August 10, 2022Reading Time: 4 minutes
Housing related stressors are on the rise and not a topic that was prominent within the therapeutic process up until recently. This is not only due to the prospect of purchasing a home and the myriad of stressors included in the process, but the effect a chaotic housing market has on a person’s psyche. Between housing prices skyrocketing, record-low inventory and, very recently, interest rates rising very quickly, the process of purchasing a home has become less exciting and fun. More and more people report increased anxieties deriving from competing with other home buyers, above market cash offers, fears of being rejected and the possible reality of not being able to buy their dream home.
Struggles related to the housing market have had social, emotional and psychological impacts that are becoming more prevalent topics of discussion in therapy rooms. Social impact includes having to move to more affordable states which means leaving behind one’s social support system including family, friends, employment, etc. Emotional impact consists of feelings of hopelessness and defeat that often follow being rejected or outbid on an offer or being deemed unqualified for financing on a home by a lender. Moreover, many of these individuals are beginning to experience anticipatory anxiety during their home search or as they begin their search. This journey used to be exciting for individuals and families as it meant a start of a new chapter and attaining a piece of the “American Dream.” The psychological impact of this journey has also been brutal due to feelings of needing to compete and a growing number of individuals experiencing feelings of loss if they are unable to purchase the home they want. This creates a winner vs. loser mentality which is detrimental to psychological well-being.
A few suggestions to consider if you are planning on buying a home:
- This will likely be the most expensive investment of your life. Don’t feel pressured to make a quick decision.
- Know your budget, how much you’re willing to go over budget, and do not make an emotional decision and go over that budget.
- Start looking early. Don’t wait until a month before your lease is up to start looking. The escrow process alone will likely take approximately a month if you’re lucky, so the longer you wait and closer you get to your move out date, the more anxiety and pressure you will begin to experience, which often leads people to go way over their budget and experience feelings of regret once the transaction is over.
- Have realistic expectations. Remind yourself that there are more people that want to buy than available homes to purchase. When you go into this experience with realistic expectations, your expectations are more managed therefore a loss won’t feel as defeating.
- Set boundaries around how frequent and how long you will look at online listings.
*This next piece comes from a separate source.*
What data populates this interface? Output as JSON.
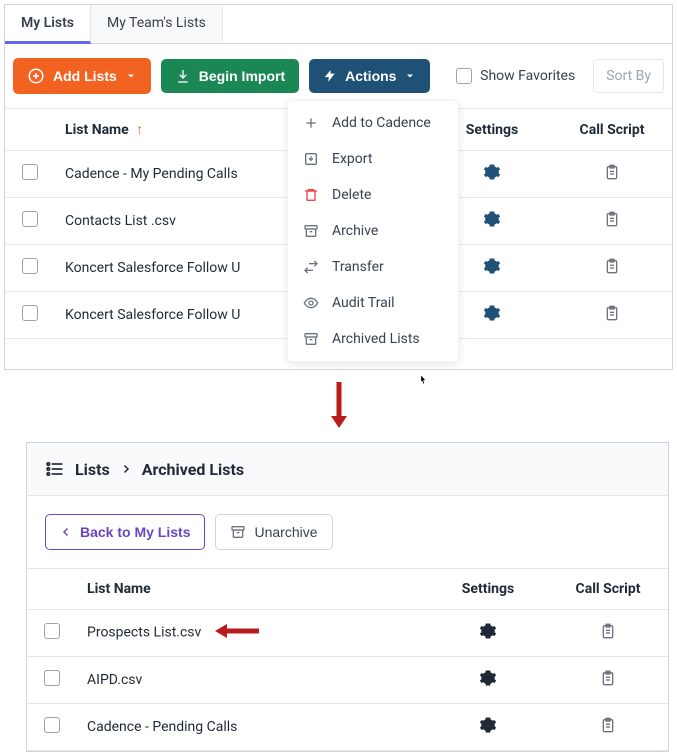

This will help you develop a mindfulness approach around this experience making it feel more within your control and less fixated and obsessed.
- Don’t purchase a home out of desperation. Many individuals are coming into therapy due to regrets for making a snap decision under high pressure.
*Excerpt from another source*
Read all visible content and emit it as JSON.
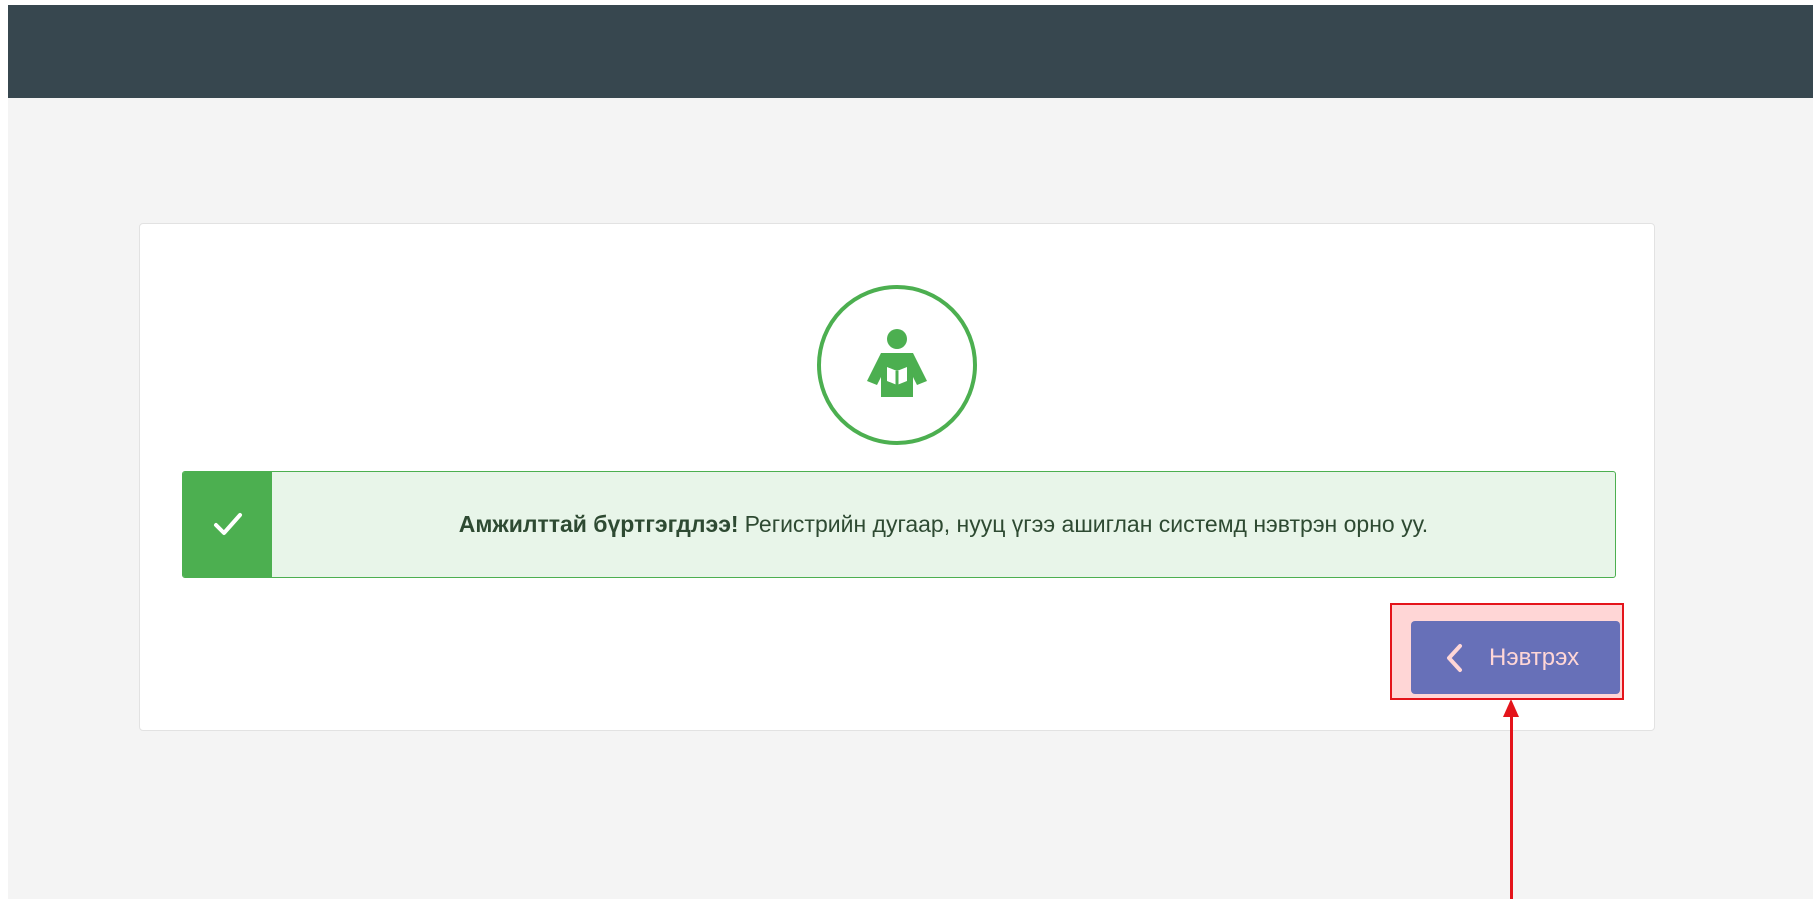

- Practice patience. If this is not something that comes easily to you, look back to a time that you overcame difficult circumstances or when once was a bad experience turn into your favor. This will help remind you that everything happens for a reason.
When emotions are high and prominent, people are often less rational, which can often lead to relationship struggles. Couples may say things, do things, and act out in ways that are not consistent with past behaviors in the relationship. The anxiety that comes with purchasing a home can take a toll on the relationship, especially if the couple does not stay on the same page. Examples of topics that couples often disagree on include neighborhood location, commute times to work, local schools, proximity to recreational activities and finances.
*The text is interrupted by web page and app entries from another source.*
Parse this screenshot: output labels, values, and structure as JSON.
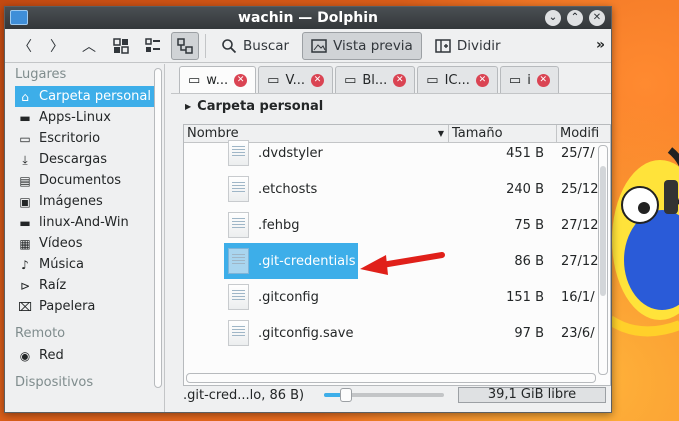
{
  "window": {
    "title": "wachin — Dolphin"
  },
  "toolbar": {
    "search_label": "Buscar",
    "preview_label": "Vista previa",
    "split_label": "Dividir"
  },
  "sidebar": {
    "places_heading": "Lugares",
    "places": [
      {
        "label": "Carpeta personal",
        "icon": "home-icon",
        "selected": true
      },
      {
        "label": "Apps-Linux",
        "icon": "folder-icon"
      },
      {
        "label": "Escritorio",
        "icon": "desktop-icon"
      },
      {
        "label": "Descargas",
        "icon": "download-icon"
      },
      {
        "label": "Documentos",
        "icon": "documents-icon"
      },
      {
        "label": "Imágenes",
        "icon": "pictures-icon"
      },
      {
        "label": "linux-And-Win",
        "icon": "folder-icon"
      },
      {
        "label": "Vídeos",
        "icon": "videos-icon"
      },
      {
        "label": "Música",
        "icon": "music-icon"
      },
      {
        "label": "Raíz",
        "icon": "root-icon"
      },
      {
        "label": "Papelera",
        "icon": "trash-icon"
      }
    ],
    "remote_heading": "Remoto",
    "remote": [
      {
        "label": "Red",
        "icon": "network-icon"
      }
    ],
    "devices_heading": "Dispositivos"
  },
  "tabs": [
    {
      "label": "w...",
      "active": true
    },
    {
      "label": "V..."
    },
    {
      "label": "Bl..."
    },
    {
      "label": "IC..."
    },
    {
      "label": "i"
    }
  ],
  "location": {
    "label": "Carpeta personal"
  },
  "columns": {
    "name": "Nombre",
    "size": "Tamaño",
    "date": "Modifi"
  },
  "files": [
    {
      "name": ".dvdstyler",
      "size": "451 B",
      "date": "25/7/"
    },
    {
      "name": ".etchosts",
      "size": "240 B",
      "date": "25/12"
    },
    {
      "name": ".fehbg",
      "size": "75 B",
      "date": "27/12"
    },
    {
      "name": ".git-credentials",
      "size": "86 B",
      "date": "27/12",
      "selected": true
    },
    {
      "name": ".gitconfig",
      "size": "151 B",
      "date": "16/1/"
    },
    {
      "name": ".gitconfig.save",
      "size": "97 B",
      "date": "23/6/"
    }
  ],
  "status": {
    "text": ".git-cred...lo, 86 B)",
    "zoom_fraction": 0.18,
    "free_space": "39,1 GiB libre"
  },
  "colors": {
    "accent": "#3daee9",
    "arrow": "#e0201a"
  }
}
As a result of of the pandemic and Change of all sorts can be difficult even if it involves moving in with loved ones. A few problems that may arise include unresolved childhood trauma, petty arguments, feelings of resentment, lack of privacy, developing low self-esteem and general personality clashes. One tip to overcome these challenges would be to remove oneself from the environment as often as possible by rediscovering healthy, grounding outlets. Especially with COVID-19 restrictions having been lifted in most areas, people should be taking advantage of going back to the gym, hiking, spending time on the beach, going out with friends and getting outside of the house when possible.
Furthermore, maintaining an attitude of gratitude by reminding self of having the opportunity to lean in on our families and support networks during rough times, as not many have the luxury to do so. Rebuilding and reestablishing friendships that were severed due to COVID restrictions is another healthy way of coping with in-home stressors. Additionally, using this opportunity to address family dynamics that have been unhealthy would be key to long-term relationship health and doing so by either receiving family or individual therapy, or both. It is of utmost important presently more than ever to reframe the experiences that are outside of one’s control as an opportunity for growth both as an individual and as a family.
If you or someone you love is struggling and need help, find out if Lightfully is a good fit for you.